** Provided material follows **
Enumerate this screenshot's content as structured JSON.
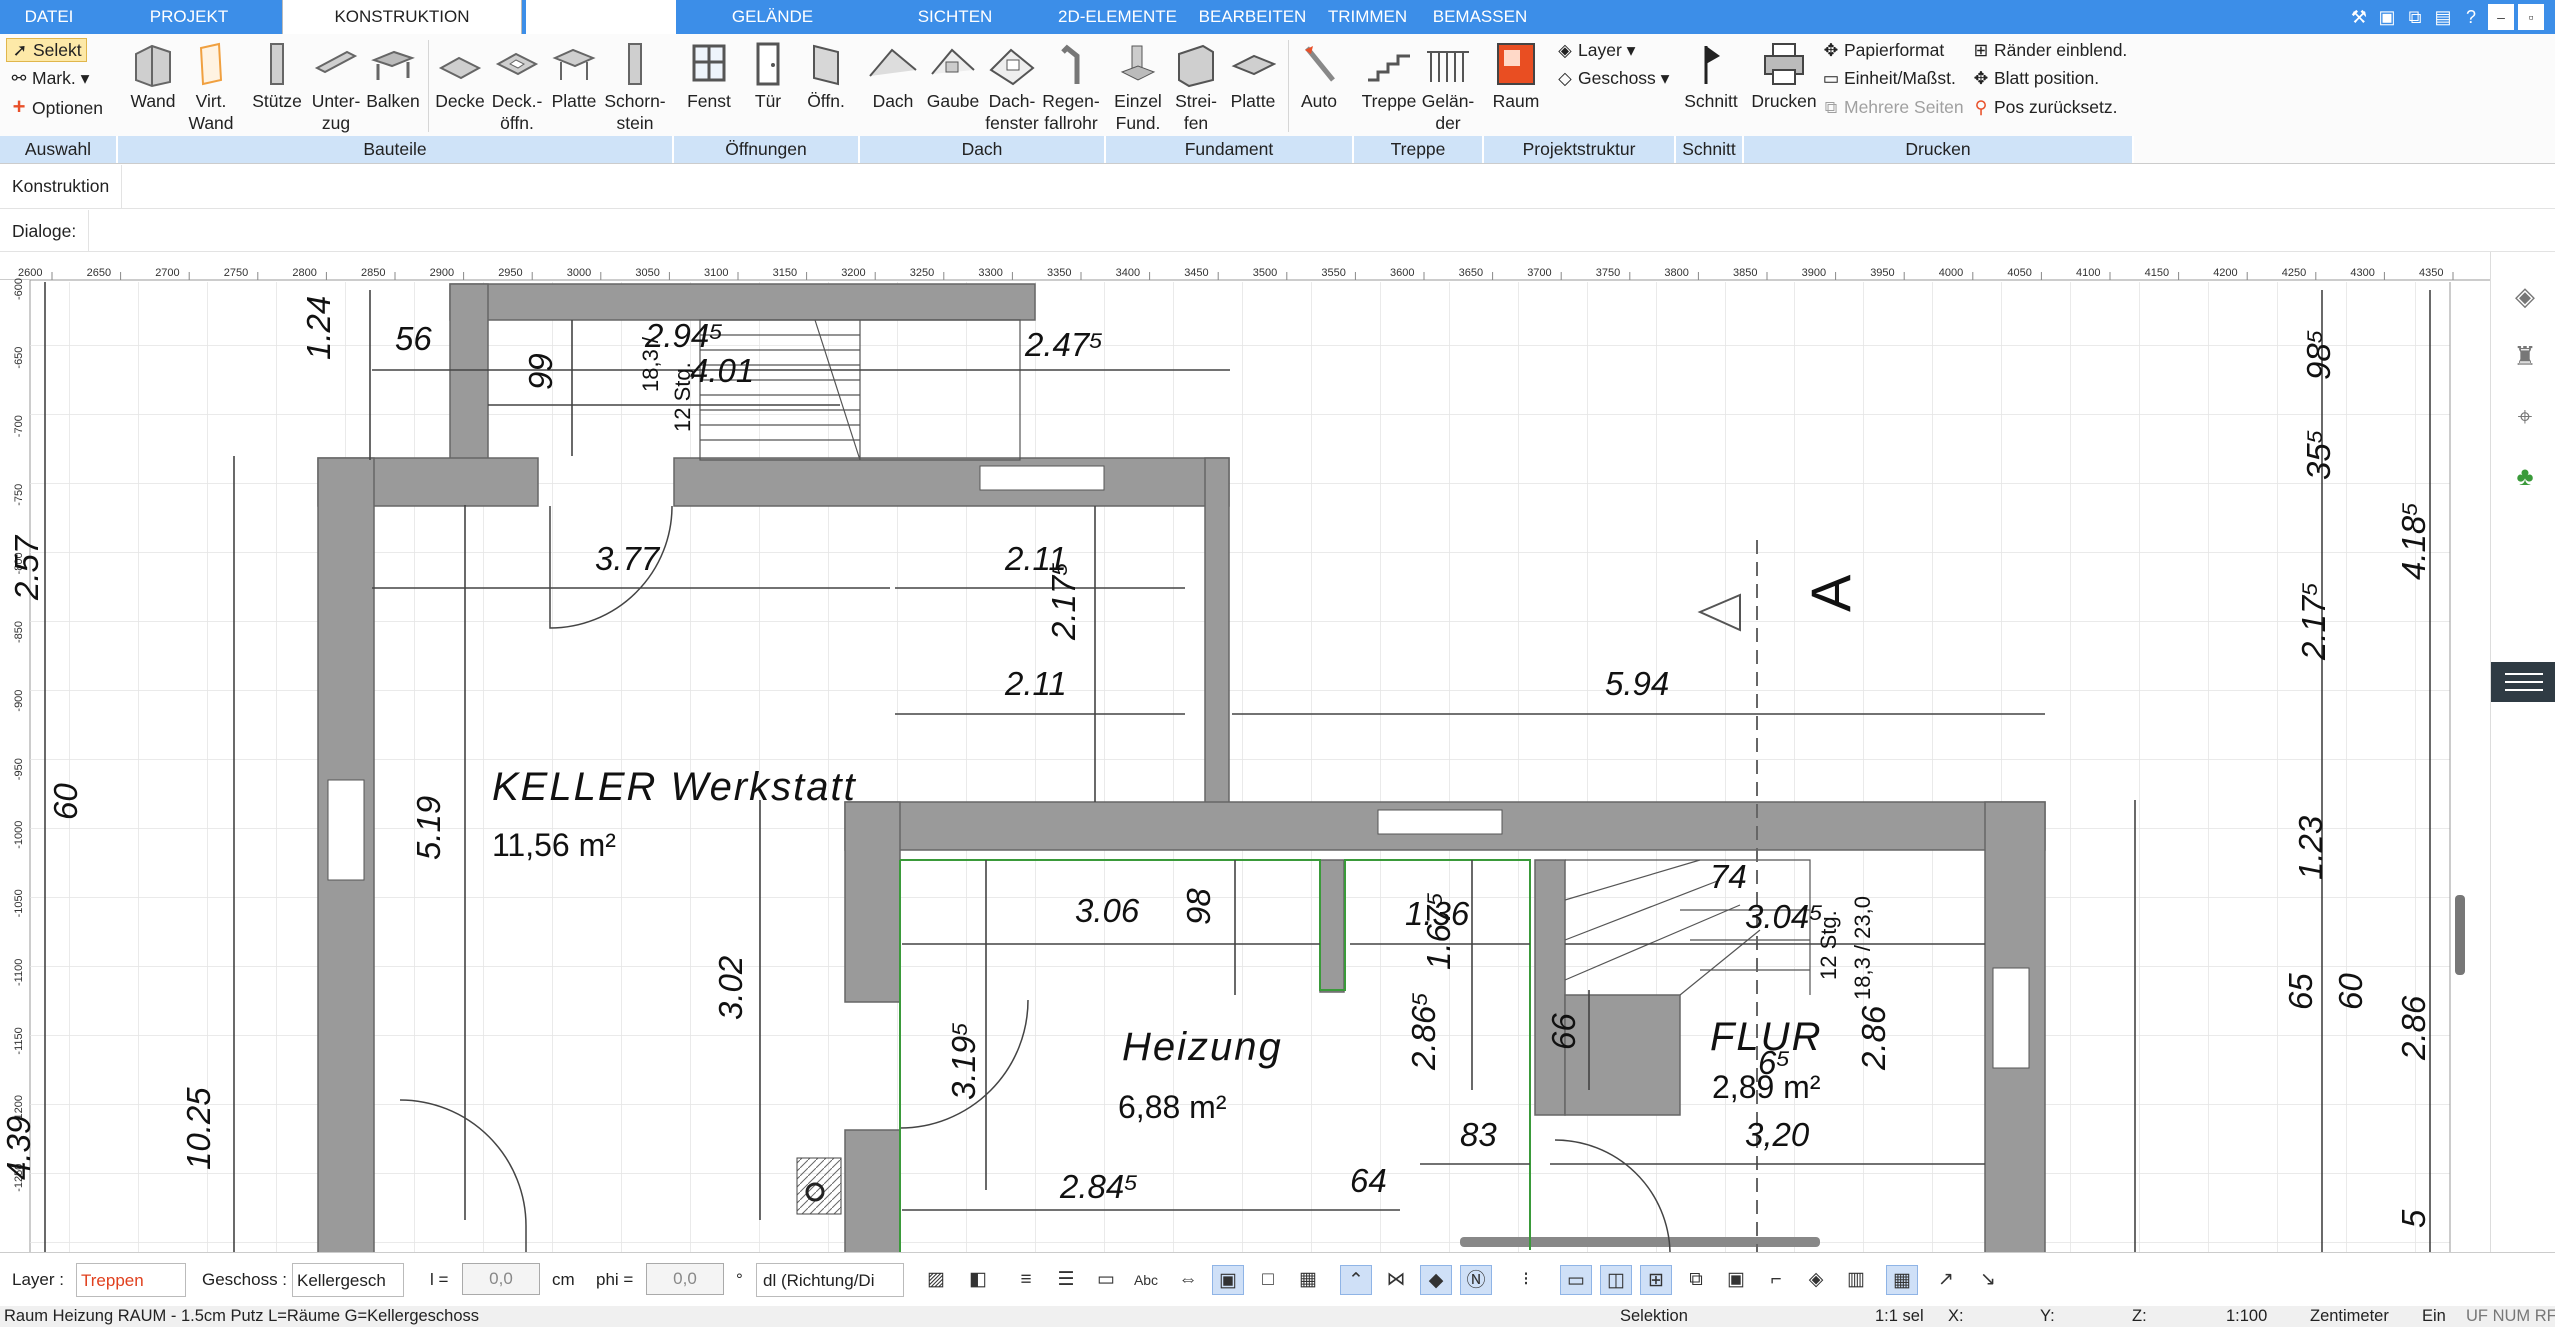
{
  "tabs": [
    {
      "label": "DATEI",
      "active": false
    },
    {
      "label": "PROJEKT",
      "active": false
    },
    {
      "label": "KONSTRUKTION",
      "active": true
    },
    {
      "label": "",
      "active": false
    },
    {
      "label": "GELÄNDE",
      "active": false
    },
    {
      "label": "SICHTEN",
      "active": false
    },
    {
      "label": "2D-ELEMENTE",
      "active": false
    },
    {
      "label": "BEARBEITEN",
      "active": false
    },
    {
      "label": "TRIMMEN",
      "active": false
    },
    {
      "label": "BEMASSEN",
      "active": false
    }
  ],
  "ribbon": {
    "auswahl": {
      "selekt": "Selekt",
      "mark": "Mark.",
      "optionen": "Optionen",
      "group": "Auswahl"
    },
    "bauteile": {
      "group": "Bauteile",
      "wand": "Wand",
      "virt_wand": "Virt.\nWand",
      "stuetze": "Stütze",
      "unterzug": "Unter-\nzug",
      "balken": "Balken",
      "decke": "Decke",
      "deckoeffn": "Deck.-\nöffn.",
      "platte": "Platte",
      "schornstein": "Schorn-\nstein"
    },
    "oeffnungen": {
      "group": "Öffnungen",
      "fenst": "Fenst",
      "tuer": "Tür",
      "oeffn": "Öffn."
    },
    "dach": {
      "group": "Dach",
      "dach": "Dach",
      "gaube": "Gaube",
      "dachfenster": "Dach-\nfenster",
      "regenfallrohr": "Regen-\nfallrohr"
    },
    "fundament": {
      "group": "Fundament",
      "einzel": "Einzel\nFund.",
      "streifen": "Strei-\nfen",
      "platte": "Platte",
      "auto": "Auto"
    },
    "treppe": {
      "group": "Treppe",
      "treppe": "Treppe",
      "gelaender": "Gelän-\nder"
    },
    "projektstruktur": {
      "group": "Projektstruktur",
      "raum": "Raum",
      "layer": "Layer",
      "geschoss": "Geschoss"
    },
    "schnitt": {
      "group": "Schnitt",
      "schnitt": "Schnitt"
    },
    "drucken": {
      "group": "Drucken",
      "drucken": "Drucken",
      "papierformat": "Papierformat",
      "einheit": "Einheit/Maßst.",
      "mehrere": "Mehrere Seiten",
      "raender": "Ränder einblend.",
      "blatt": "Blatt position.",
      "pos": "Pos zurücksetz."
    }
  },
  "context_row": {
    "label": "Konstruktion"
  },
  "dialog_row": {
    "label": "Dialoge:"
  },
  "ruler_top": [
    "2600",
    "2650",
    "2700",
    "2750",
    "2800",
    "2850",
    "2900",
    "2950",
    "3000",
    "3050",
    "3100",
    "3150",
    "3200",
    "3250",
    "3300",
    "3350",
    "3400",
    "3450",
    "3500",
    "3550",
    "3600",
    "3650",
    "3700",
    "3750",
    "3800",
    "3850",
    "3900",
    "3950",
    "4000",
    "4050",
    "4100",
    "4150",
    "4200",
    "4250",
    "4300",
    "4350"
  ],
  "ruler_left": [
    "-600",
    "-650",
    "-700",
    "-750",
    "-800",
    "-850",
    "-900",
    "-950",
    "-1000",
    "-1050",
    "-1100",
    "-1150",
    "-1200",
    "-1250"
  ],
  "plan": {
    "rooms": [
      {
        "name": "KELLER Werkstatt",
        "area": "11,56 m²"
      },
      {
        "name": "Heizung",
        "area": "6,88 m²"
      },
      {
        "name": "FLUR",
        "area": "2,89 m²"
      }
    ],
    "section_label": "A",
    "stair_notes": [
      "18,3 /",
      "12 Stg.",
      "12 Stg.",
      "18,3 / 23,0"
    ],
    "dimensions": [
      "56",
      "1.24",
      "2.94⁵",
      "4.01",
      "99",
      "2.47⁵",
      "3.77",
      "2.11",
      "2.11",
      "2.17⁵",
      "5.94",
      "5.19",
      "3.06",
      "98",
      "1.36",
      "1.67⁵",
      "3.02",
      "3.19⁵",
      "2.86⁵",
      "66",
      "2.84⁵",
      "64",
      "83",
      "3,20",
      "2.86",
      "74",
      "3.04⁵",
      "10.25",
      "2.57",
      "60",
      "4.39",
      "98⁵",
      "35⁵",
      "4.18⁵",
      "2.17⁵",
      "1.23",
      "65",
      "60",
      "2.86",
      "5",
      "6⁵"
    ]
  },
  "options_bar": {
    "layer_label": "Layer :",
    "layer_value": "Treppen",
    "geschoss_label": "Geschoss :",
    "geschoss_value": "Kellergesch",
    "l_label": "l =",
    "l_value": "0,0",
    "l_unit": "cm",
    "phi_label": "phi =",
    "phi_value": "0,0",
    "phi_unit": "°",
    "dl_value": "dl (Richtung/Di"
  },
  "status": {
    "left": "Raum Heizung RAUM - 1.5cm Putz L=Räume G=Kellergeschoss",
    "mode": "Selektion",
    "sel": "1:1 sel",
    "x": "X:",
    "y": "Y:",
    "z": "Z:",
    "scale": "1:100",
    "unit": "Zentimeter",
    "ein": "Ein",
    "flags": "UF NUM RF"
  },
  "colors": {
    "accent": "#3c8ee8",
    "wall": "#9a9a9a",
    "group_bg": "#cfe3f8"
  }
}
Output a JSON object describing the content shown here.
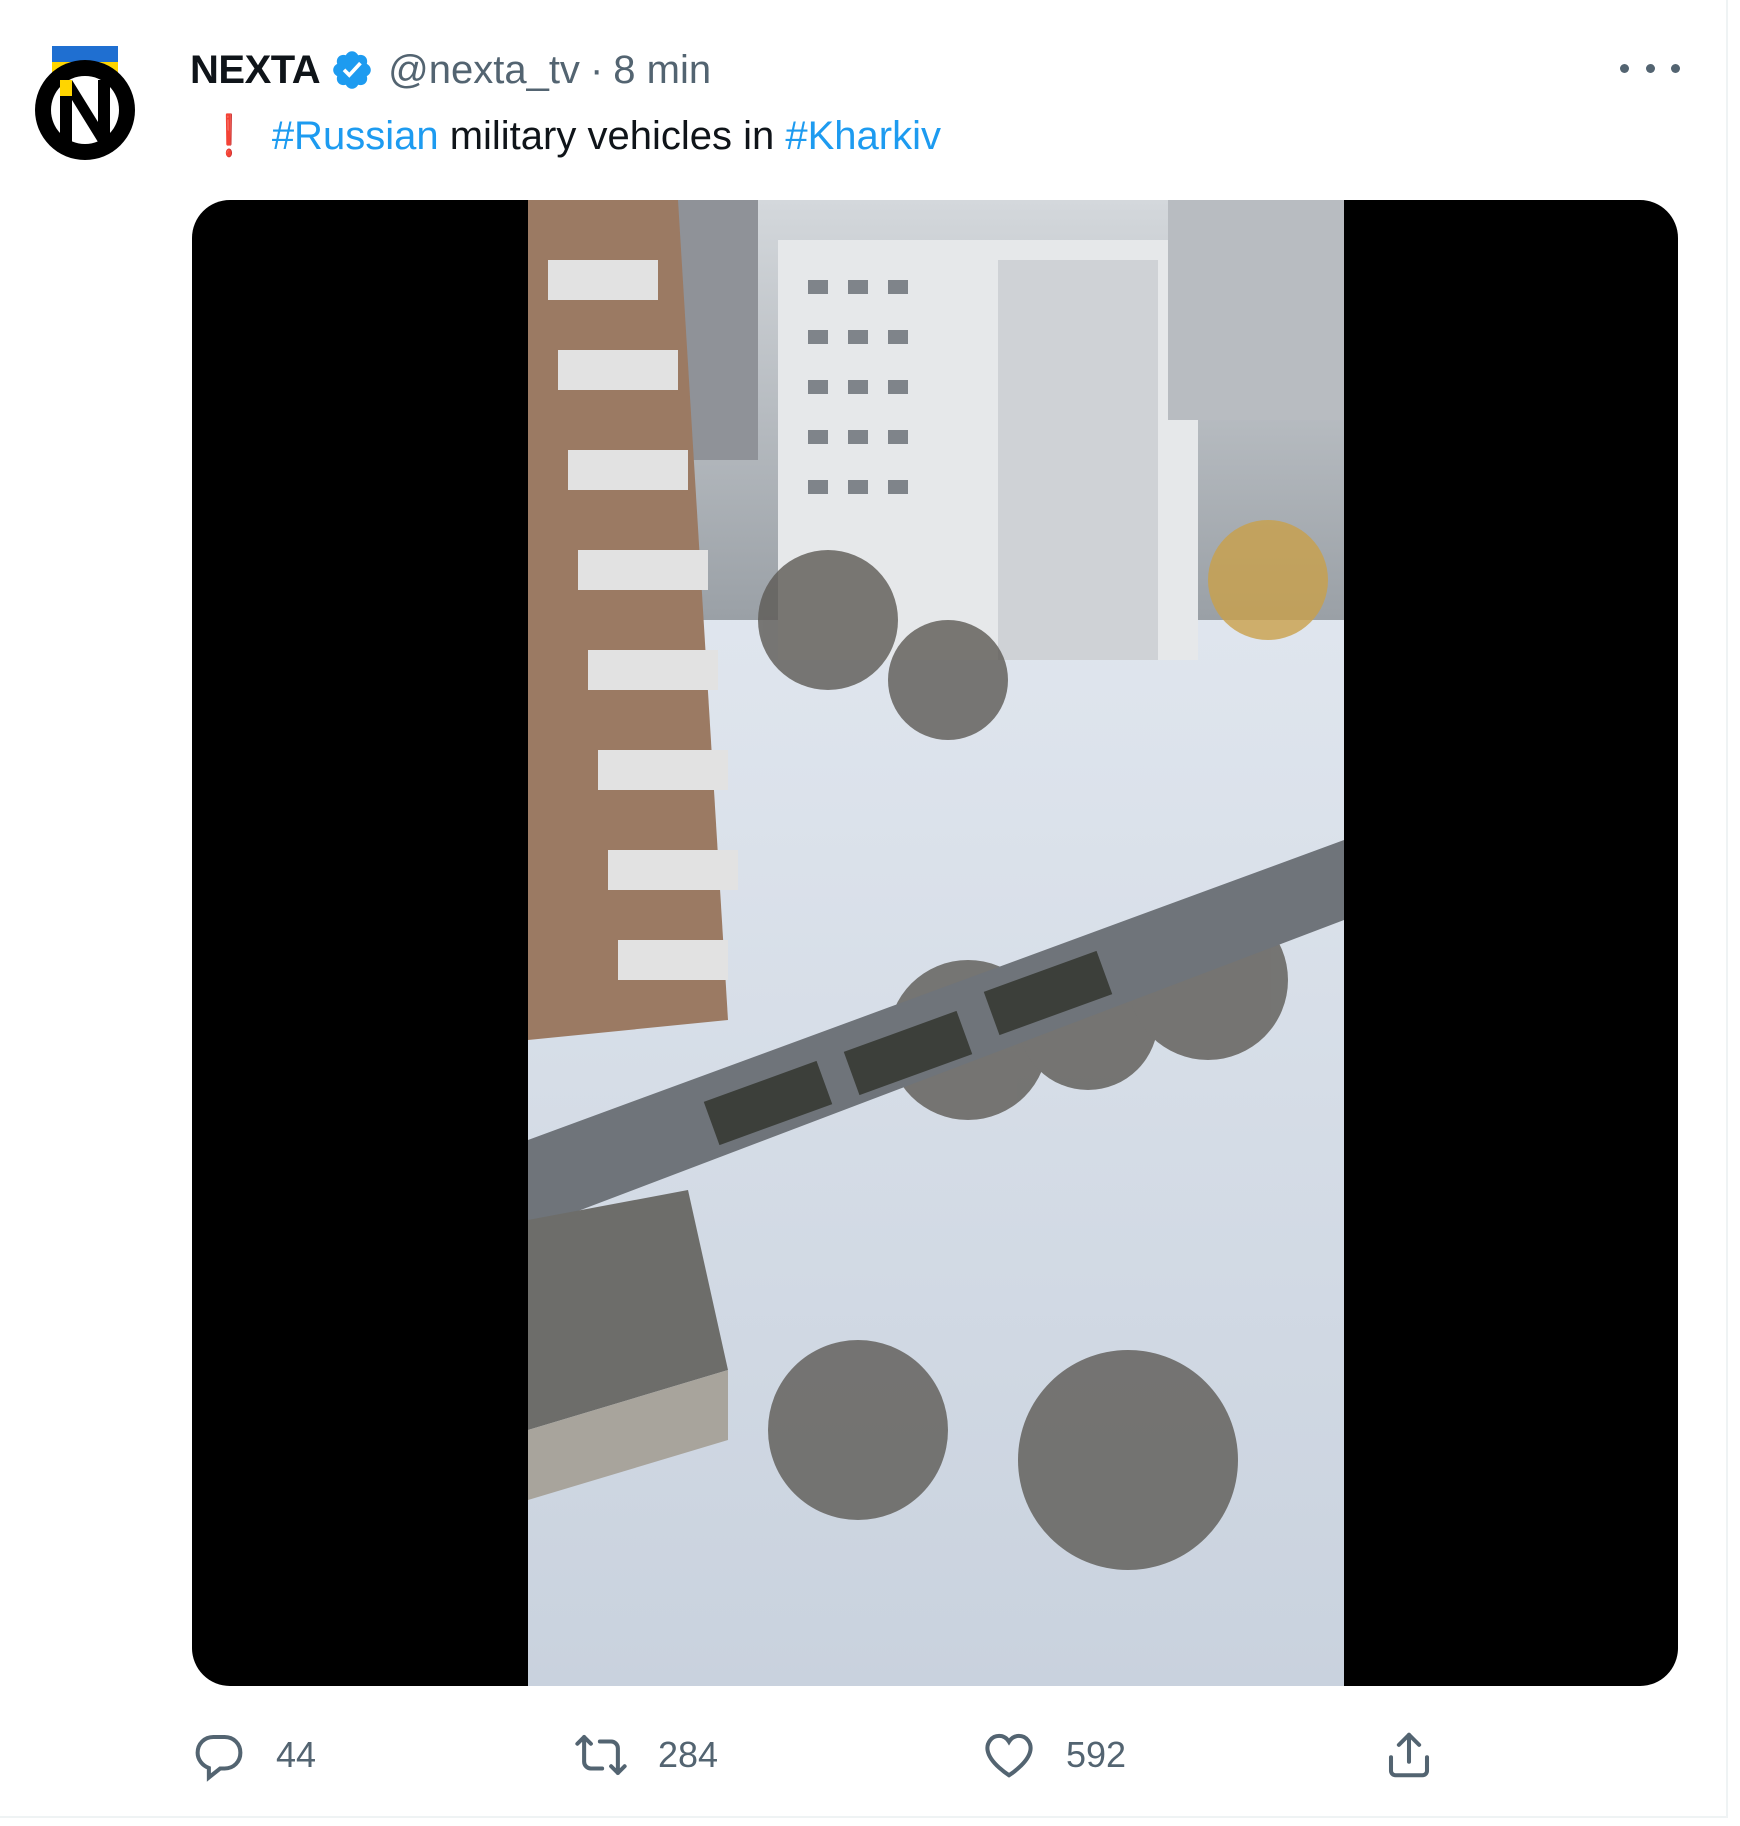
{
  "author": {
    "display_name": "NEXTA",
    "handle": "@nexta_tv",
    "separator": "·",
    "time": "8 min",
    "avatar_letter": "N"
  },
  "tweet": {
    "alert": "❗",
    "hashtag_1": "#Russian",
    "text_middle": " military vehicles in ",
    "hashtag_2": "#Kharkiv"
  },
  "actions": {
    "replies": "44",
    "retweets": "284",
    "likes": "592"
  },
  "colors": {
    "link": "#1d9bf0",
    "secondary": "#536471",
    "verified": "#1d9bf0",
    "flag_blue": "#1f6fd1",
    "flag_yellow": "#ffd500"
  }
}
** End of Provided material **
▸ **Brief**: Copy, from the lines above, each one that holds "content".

▸ **Exercise output**:
Enumerate this screenshot's content as structured JSON.
Output a JSON object describing the content shown here.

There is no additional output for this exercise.